Shockingly, throughout my six year tenure at the park pool, I never had to jump in to rescue any swimmers. I did, however, scream at perverts to get the hell out of MY pool – yes, I claimed ownership, in my own mind, of my beloved pool. I recall a particularly creepy creep, whom I spotted going under water immediately after young girls in bikinis would go off the diving board, probably hoping their tops would fly up, which they probably did, upon hitting the water.
So, I stopped everyone from jumping off the board and probably screamed there was a lurking pervert and I know I raised my shades and gave him a serious evil eye. The last straw came when he started going underwater and checking out my precious cousin’s butt – I went off! I realized he was carrying one half of a pair of goggles, so he could easily hide his eyepiece and spy at underage girls.
Anyway, I yelled for the nasty man to get over to my stand, yelled at the top of my lungs that he was perverted and made him give me the goggle piece he seemed to be so proud of. Not long after I embarrassed this jackass, he left and never returned, much to my satisfaction.
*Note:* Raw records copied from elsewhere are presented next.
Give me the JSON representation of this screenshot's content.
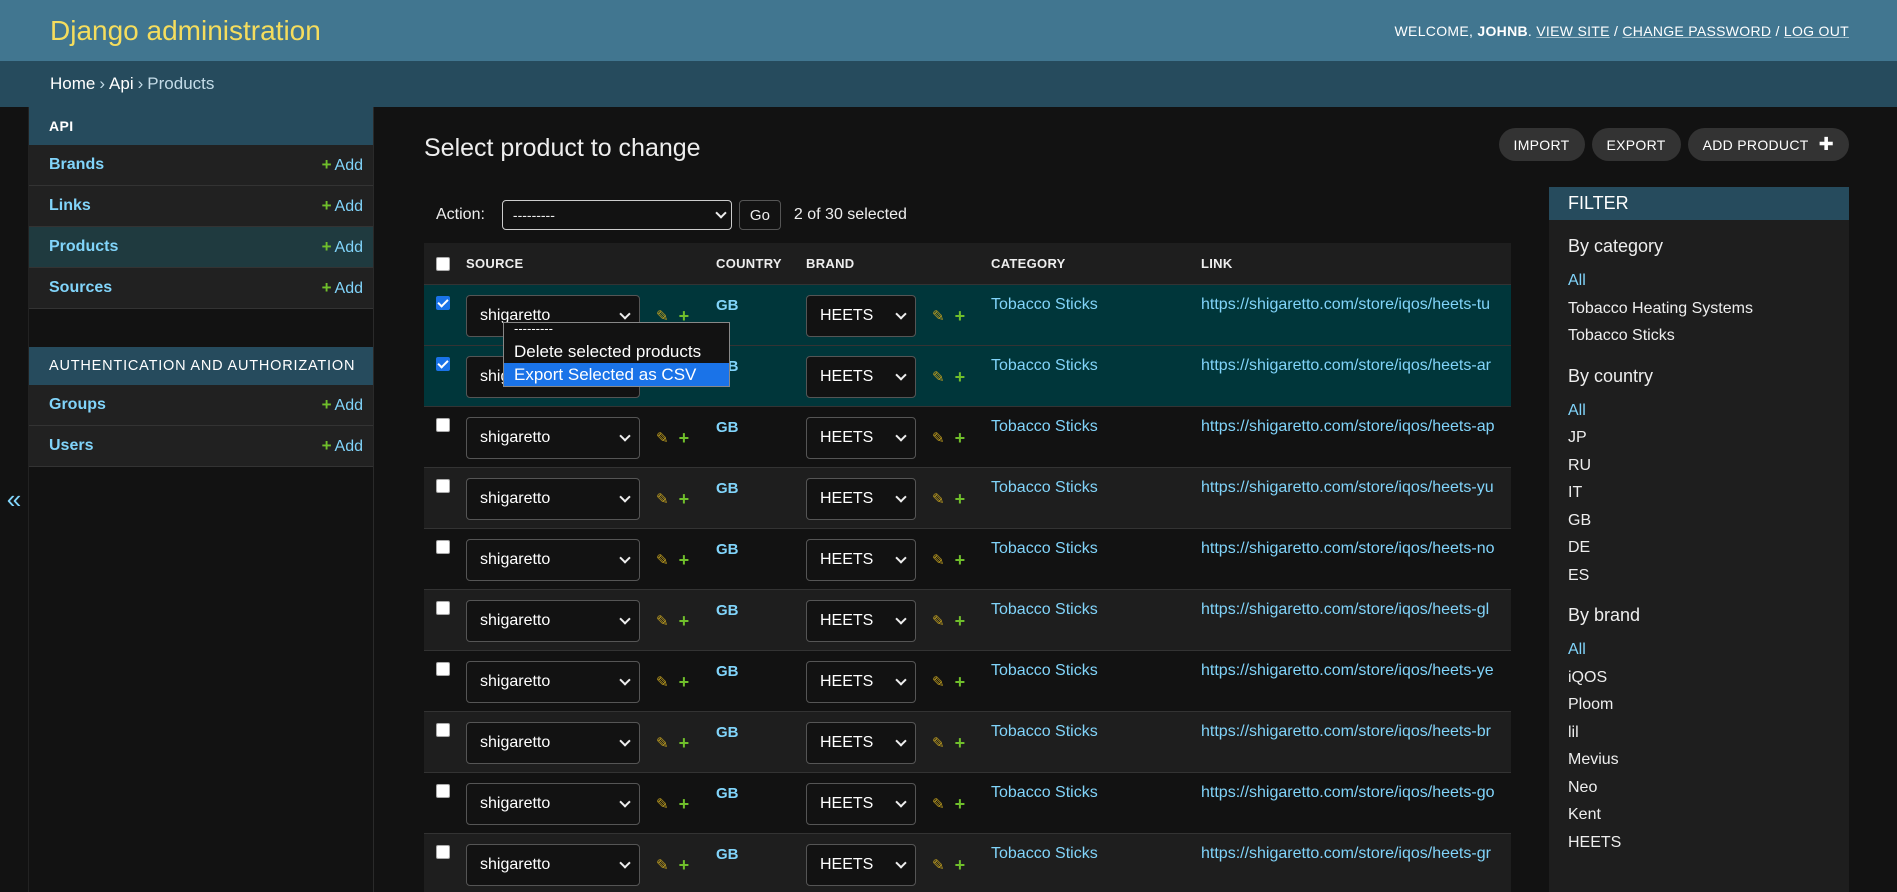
{
  "header": {
    "site_name": "Django administration",
    "welcome": "WELCOME,",
    "username": "JOHNB",
    "view_site": "VIEW SITE",
    "change_password": "CHANGE PASSWORD",
    "log_out": "LOG OUT"
  },
  "breadcrumbs": {
    "home": "Home",
    "app": "Api",
    "current": "Products"
  },
  "sidebar": {
    "api_caption": "API",
    "api_items": [
      {
        "label": "Brands",
        "add": "Add"
      },
      {
        "label": "Links",
        "add": "Add"
      },
      {
        "label": "Products",
        "add": "Add"
      },
      {
        "label": "Sources",
        "add": "Add"
      }
    ],
    "auth_caption": "AUTHENTICATION AND AUTHORIZATION",
    "auth_items": [
      {
        "label": "Groups",
        "add": "Add"
      },
      {
        "label": "Users",
        "add": "Add"
      }
    ],
    "toggle_icon": "«"
  },
  "page": {
    "title": "Select product to change",
    "import_label": "IMPORT",
    "export_label": "EXPORT",
    "add_label": "ADD PRODUCT"
  },
  "actions": {
    "label": "Action:",
    "selected_value": "---------",
    "go_label": "Go",
    "counter": "2 of 30 selected",
    "options": [
      "---------",
      "Delete selected products",
      "Export Selected as CSV"
    ],
    "highlighted_option": "Export Selected as CSV"
  },
  "table": {
    "headers": {
      "source": "SOURCE",
      "country": "COUNTRY",
      "brand": "BRAND",
      "category": "CATEGORY",
      "link": "LINK"
    },
    "rows": [
      {
        "checked": true,
        "source": "shigaretto",
        "country": "GB",
        "brand": "HEETS",
        "category": "Tobacco Sticks",
        "link": "https://shigaretto.com/store/iqos/heets-tu"
      },
      {
        "checked": true,
        "source": "shigaretto",
        "country": "GB",
        "brand": "HEETS",
        "category": "Tobacco Sticks",
        "link": "https://shigaretto.com/store/iqos/heets-ar"
      },
      {
        "checked": false,
        "source": "shigaretto",
        "country": "GB",
        "brand": "HEETS",
        "category": "Tobacco Sticks",
        "link": "https://shigaretto.com/store/iqos/heets-ap"
      },
      {
        "checked": false,
        "source": "shigaretto",
        "country": "GB",
        "brand": "HEETS",
        "category": "Tobacco Sticks",
        "link": "https://shigaretto.com/store/iqos/heets-yu"
      },
      {
        "checked": false,
        "source": "shigaretto",
        "country": "GB",
        "brand": "HEETS",
        "category": "Tobacco Sticks",
        "link": "https://shigaretto.com/store/iqos/heets-no"
      },
      {
        "checked": false,
        "source": "shigaretto",
        "country": "GB",
        "brand": "HEETS",
        "category": "Tobacco Sticks",
        "link": "https://shigaretto.com/store/iqos/heets-gl"
      },
      {
        "checked": false,
        "source": "shigaretto",
        "country": "GB",
        "brand": "HEETS",
        "category": "Tobacco Sticks",
        "link": "https://shigaretto.com/store/iqos/heets-ye"
      },
      {
        "checked": false,
        "source": "shigaretto",
        "country": "GB",
        "brand": "HEETS",
        "category": "Tobacco Sticks",
        "link": "https://shigaretto.com/store/iqos/heets-br"
      },
      {
        "checked": false,
        "source": "shigaretto",
        "country": "GB",
        "brand": "HEETS",
        "category": "Tobacco Sticks",
        "link": "https://shigaretto.com/store/iqos/heets-go"
      },
      {
        "checked": false,
        "source": "shigaretto",
        "country": "GB",
        "brand": "HEETS",
        "category": "Tobacco Sticks",
        "link": "https://shigaretto.com/store/iqos/heets-gr"
      }
    ]
  },
  "filter": {
    "heading": "FILTER",
    "groups": [
      {
        "title": "By category",
        "items": [
          "All",
          "Tobacco Heating Systems",
          "Tobacco Sticks"
        ]
      },
      {
        "title": "By country",
        "items": [
          "All",
          "JP",
          "RU",
          "IT",
          "GB",
          "DE",
          "ES"
        ]
      },
      {
        "title": "By brand",
        "items": [
          "All",
          "iQOS",
          "Ploom",
          "lil",
          "Mevius",
          "Neo",
          "Kent",
          "HEETS"
        ]
      }
    ]
  },
  "colors": {
    "header_bg": "#417690",
    "crumbs_bg": "#264b5d",
    "accent_yellow": "#f5dd5d",
    "link": "#81d4fa",
    "add_green": "#70bf2b",
    "selected_row": "#00363a"
  }
}
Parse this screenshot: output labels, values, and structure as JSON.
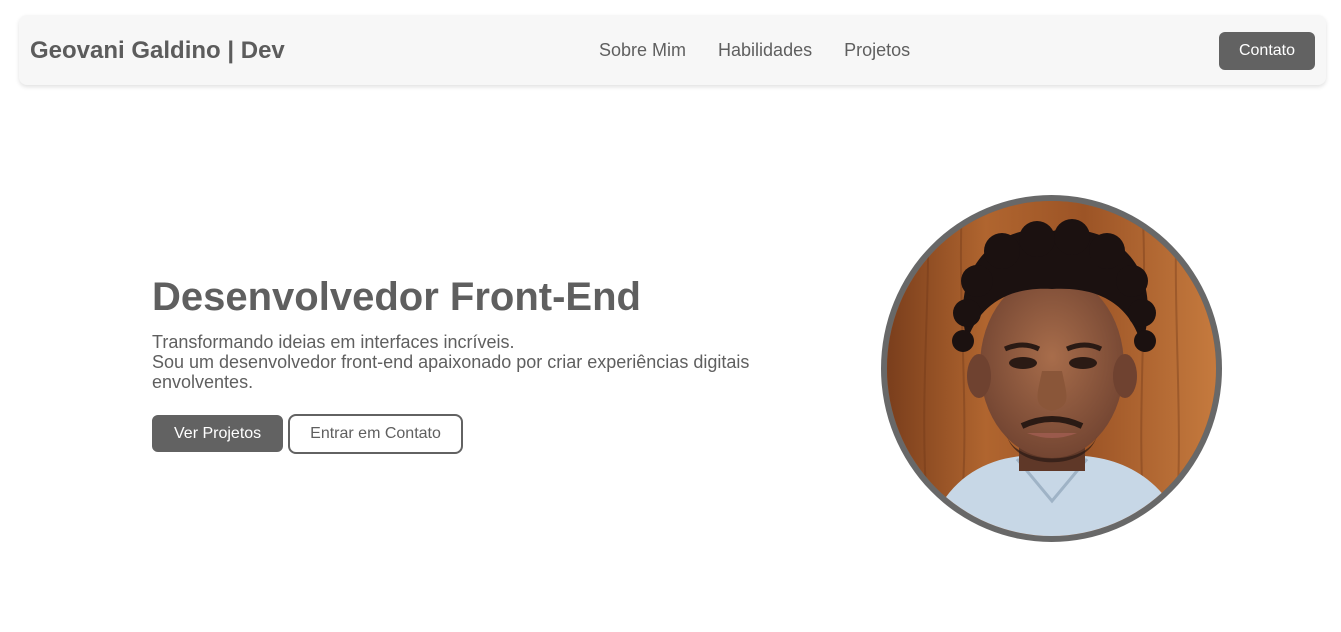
{
  "header": {
    "brand": "Geovani Galdino | Dev",
    "nav": [
      "Sobre Mim",
      "Habilidades",
      "Projetos"
    ],
    "contact_label": "Contato"
  },
  "hero": {
    "title": "Desenvolvedor Front-End",
    "line1": "Transformando ideias em interfaces incríveis.",
    "line2": "Sou um desenvolvedor front-end apaixonado por criar experiências digitais envolventes.",
    "primary_button": "Ver Projetos",
    "secondary_button": "Entrar em Contato"
  },
  "colors": {
    "text": "#5f5f5f",
    "button": "#626262",
    "navbar_bg": "#f7f7f7",
    "avatar_border": "#686868"
  }
}
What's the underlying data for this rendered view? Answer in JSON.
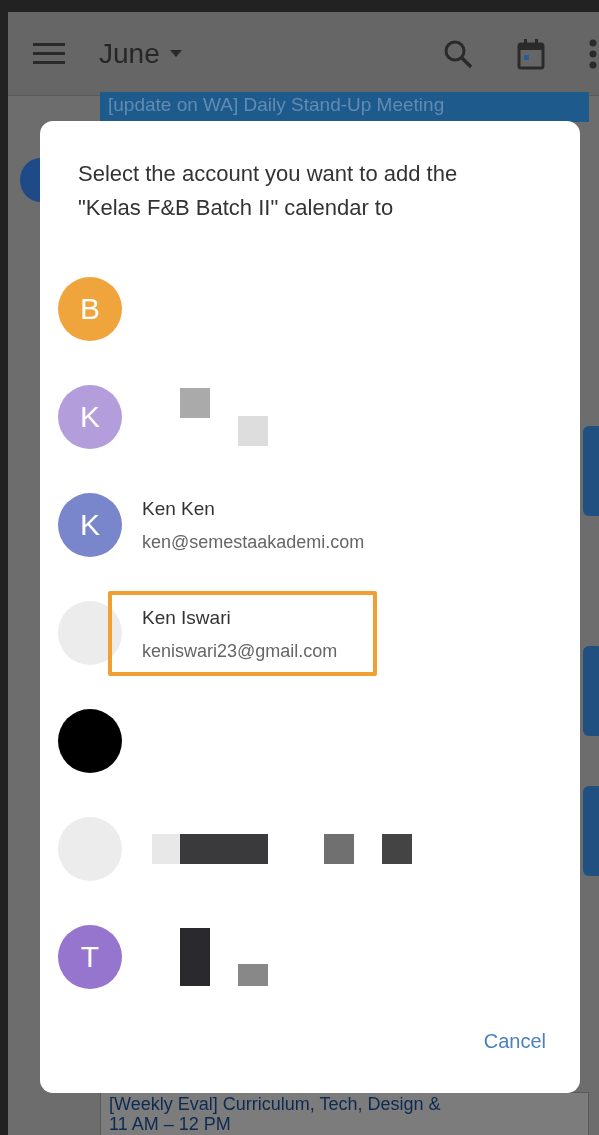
{
  "app_bar": {
    "title": "June"
  },
  "events": [
    {
      "title": "[update on WA] Daily Stand-Up Meeting"
    },
    {
      "title": "[Weekly Eval] Curriculum, Tech, Design &",
      "time": "11 AM – 12 PM"
    }
  ],
  "dialog": {
    "title": "Select the account you want to add the \"Kelas F&B Batch II\" calendar to",
    "accounts": [
      {
        "avatar": {
          "kind": "letter",
          "initial": "B",
          "color": "#f0a53c"
        },
        "redacted": false,
        "highlighted": false
      },
      {
        "avatar": {
          "kind": "letter",
          "initial": "K",
          "color": "#b39ddb"
        },
        "redacted": true,
        "highlighted": false
      },
      {
        "avatar": {
          "kind": "letter",
          "initial": "K",
          "color": "#7986cb"
        },
        "name": "Ken Ken",
        "email": "ken@semestaakademi.com",
        "redacted": false,
        "highlighted": false
      },
      {
        "avatar": {
          "kind": "blank"
        },
        "name": "Ken Iswari",
        "email": "keniswari23@gmail.com",
        "redacted": false,
        "highlighted": true
      },
      {
        "avatar": {
          "kind": "photo"
        },
        "redacted": false,
        "highlighted": false
      },
      {
        "avatar": {
          "kind": "blank"
        },
        "redacted": true,
        "highlighted": false
      },
      {
        "avatar": {
          "kind": "letter",
          "initial": "T",
          "color": "#9575cd"
        },
        "redacted": true,
        "highlighted": false
      }
    ],
    "cancel": "Cancel"
  }
}
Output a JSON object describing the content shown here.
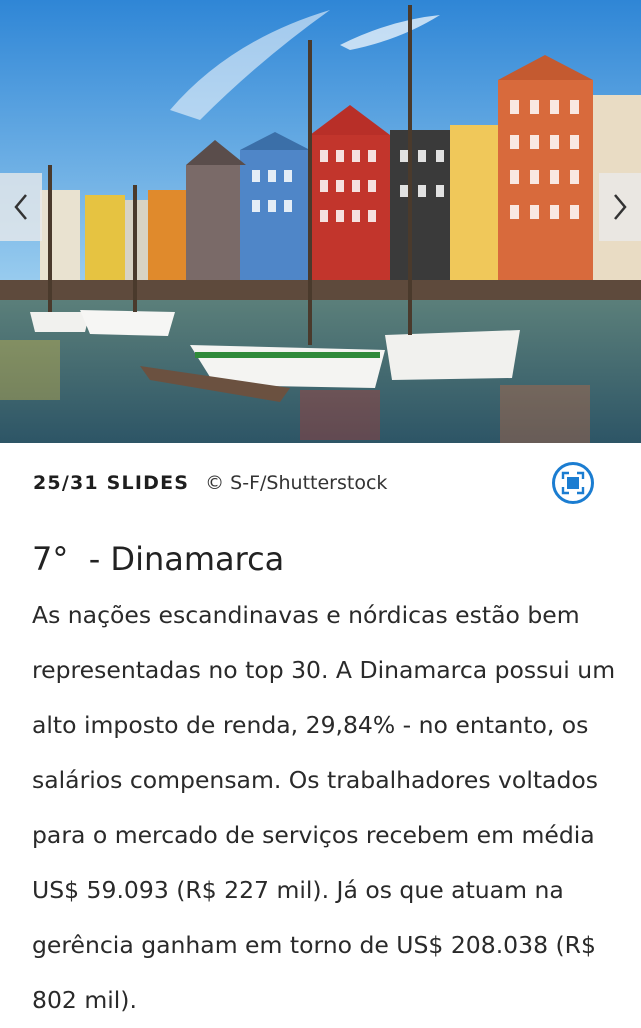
{
  "slideshow": {
    "image_alt": "Nyhavn, Copenhagen",
    "prev_label": "Previous",
    "next_label": "Next",
    "counter": "25/31 SLIDES",
    "credit": "© S-F/Shutterstock",
    "fullscreen_label": "Full screen"
  },
  "article": {
    "title": "7°  - Dinamarca",
    "body": "As nações escandinavas e nórdicas estão bem representadas no top 30. A Dinamarca possui um alto imposto de renda, 29,84% - no entanto, os salários compensam. Os trabalhadores voltados para o mercado de serviços recebem em média US$ 59.093 (R$ 227 mil). Já os que atuam na gerência ganham em torno de US$ 208.038 (R$ 802 mil)."
  },
  "colors": {
    "accent": "#1b7dd1",
    "sky": "#5aa6de",
    "water": "#3b6e80"
  }
}
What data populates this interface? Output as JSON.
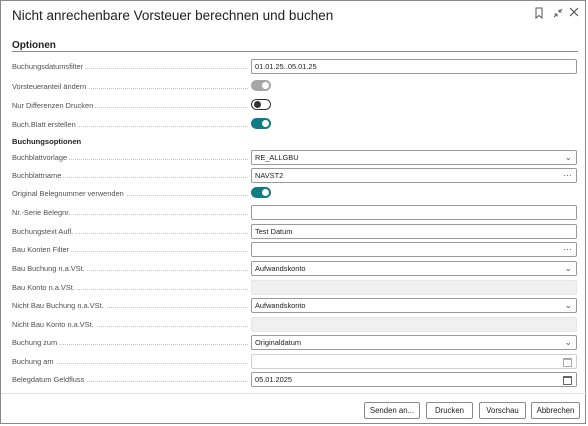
{
  "dialog": {
    "title": "Nicht anrechenbare Vorsteuer berechnen und buchen",
    "icons": [
      "bookmark-icon",
      "collapse-icon",
      "close-icon"
    ]
  },
  "options": {
    "section_title": "Optionen",
    "fields": {
      "datumsfilter": {
        "label": "Buchungsdatumsfilter",
        "value": "01.01.25..05.01.25"
      },
      "vorsteueranteil": {
        "label": "Vorsteueranteil ändern",
        "state": "on-disabled"
      },
      "nur_differenzen": {
        "label": "Nur Differenzen Drucken",
        "state": "off"
      },
      "buch_blatt": {
        "label": "Buch.Blatt erstellen",
        "state": "on"
      }
    }
  },
  "buchungsoptionen": {
    "group_title": "Buchungsoptionen",
    "fields": {
      "buchblattvorlage": {
        "label": "Buchblattvorlage",
        "value": "RE_ALLGBU"
      },
      "buchblattname": {
        "label": "Buchblattname",
        "value": "NAVST2"
      },
      "original_belegnummer": {
        "label": "Original Belegnummer verwenden",
        "state": "on"
      },
      "nr_serie": {
        "label": "Nr.-Serie Belegnr.",
        "value": ""
      },
      "buchungstext": {
        "label": "Buchungstext Aufl.",
        "value": "Test Datum"
      },
      "bau_konten_filter": {
        "label": "Bau Konten Filter",
        "value": ""
      },
      "bau_buchung": {
        "label": "Bau Buchung n.a.VSt.",
        "value": "Aufwandskonto"
      },
      "bau_konto": {
        "label": "Bau Konto n.a.VSt.",
        "value": ""
      },
      "nicht_bau_buchung": {
        "label": "Nicht Bau Buchung n.a.VSt.",
        "value": "Aufwandskonto"
      },
      "nicht_bau_konto": {
        "label": "Nicht Bau Konto n.a.VSt.",
        "value": ""
      },
      "buchung_zum": {
        "label": "Buchung zum",
        "value": "Originaldatum"
      },
      "buchung_am": {
        "label": "Buchung am",
        "value": ""
      },
      "belegdatum": {
        "label": "Belegdatum Geldfluss",
        "value": "05.01.2025"
      }
    }
  },
  "footer": {
    "send": "Senden an...",
    "print": "Drucken",
    "preview": "Vorschau",
    "cancel": "Abbrechen"
  },
  "colors": {
    "accent": "#0f7b84",
    "toggle_disabled": "#a6a6a6"
  }
}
The main thing that irritated me about this particular pervert was the fact that none of the male lifeguards would make a move and confront the guy, which doubly pissed me off. So, I obviously took matters into my own hands, humiliated the fruitcake, and apparently intimidated him enough to keep him away from my pool for the rest of the time I was a guard.
In a nutshell, I adored my years of lifeguarding – I truly enjoyed some of the greatest summers of my life. I branched out of my shell, met all kinds of people, and gained so much confidence. But, I knew when I was ready to retire – after the most horrific summer of my life. That summer, way back in 2003, I lost my best friend to an accidental drug overdose, got zero sympathy from my fellow lifeguards – even though he died early one morning and I went to work in utter shock – and all my cute guy friends finally grew up and got summer jobs of their own, meaning I felt so alone the second part of that summer.
I remember one of my boy buddies asking me if I was ready to go back to college, four hours from home, that fall and I said, “Brian’s dead and I hate my job, so, yes.” I’ll never forget that – ever. I never dreamed I would grow to despise being at my pool, but I did. It was good timing to give up my lifeguarding career. I had seriously wished I could simply be a guard for the rest of my life.
But, now I look in the rear view mirror at some of the best memories ever, and, sadly, a few of the worst. Fortunately, the good definitely outweighs the bad when it comes to my lifeguarding experience and I wouldn’t change any of it for the world. The ultimate moral of the story: DON’T PISS IN THE POOL – LIFEGUARDS CAN LITERALLY SEE EVERYTHING, including the ring of bright yellow urine surrounding you! 😀